### Task prompt
Output the listing exactly, leaving nothing out.
——
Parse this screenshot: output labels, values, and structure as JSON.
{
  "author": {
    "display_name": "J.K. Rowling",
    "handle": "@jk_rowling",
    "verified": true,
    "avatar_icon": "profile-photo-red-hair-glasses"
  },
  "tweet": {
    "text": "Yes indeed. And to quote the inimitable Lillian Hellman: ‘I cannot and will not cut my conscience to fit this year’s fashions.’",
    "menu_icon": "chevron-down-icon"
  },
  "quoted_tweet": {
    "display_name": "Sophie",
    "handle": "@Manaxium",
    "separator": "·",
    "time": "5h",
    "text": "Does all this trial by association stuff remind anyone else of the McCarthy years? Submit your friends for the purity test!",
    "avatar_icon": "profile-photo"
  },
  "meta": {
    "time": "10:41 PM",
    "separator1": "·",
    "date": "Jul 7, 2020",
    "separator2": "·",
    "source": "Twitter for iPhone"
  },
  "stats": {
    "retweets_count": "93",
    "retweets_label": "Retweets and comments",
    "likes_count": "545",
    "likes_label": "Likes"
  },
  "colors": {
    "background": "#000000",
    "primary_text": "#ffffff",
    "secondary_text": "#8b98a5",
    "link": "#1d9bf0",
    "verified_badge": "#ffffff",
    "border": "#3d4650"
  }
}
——
### Solution
Parse this screenshot: output labels, values, and structure as JSON.
{
  "author": {
    "display_name": "J.K. Rowling",
    "handle": "@jk_rowling",
    "verified": true,
    "avatar_icon": "profile-photo-red-hair-glasses"
  },
  "tweet": {
    "text": "Yes indeed. And to quote the inimitable Lillian Hellman: ‘I cannot and will not cut my conscience to fit this year’s fashions.’",
    "menu_icon": "chevron-down-icon"
  },
  "quoted_tweet": {
    "display_name": "Sophie",
    "handle": "@Manaxium",
    "separator": "·",
    "time": "5h",
    "text": "Does all this trial by association stuff remind anyone else of the McCarthy years? Submit your friends for the purity test!",
    "avatar_icon": "profile-photo"
  },
  "meta": {
    "time": "10:41 PM",
    "separator1": "·",
    "date": "Jul 7, 2020",
    "separator2": "·",
    "source": "Twitter for iPhone"
  },
  "stats": {
    "retweets_count": "93",
    "retweets_label": "Retweets and comments",
    "likes_count": "545",
    "likes_label": "Likes"
  },
  "colors": {
    "background": "#000000",
    "primary_text": "#ffffff",
    "secondary_text": "#8b98a5",
    "link": "#1d9bf0",
    "verified_badge": "#ffffff",
    "border": "#3d4650"
  }
}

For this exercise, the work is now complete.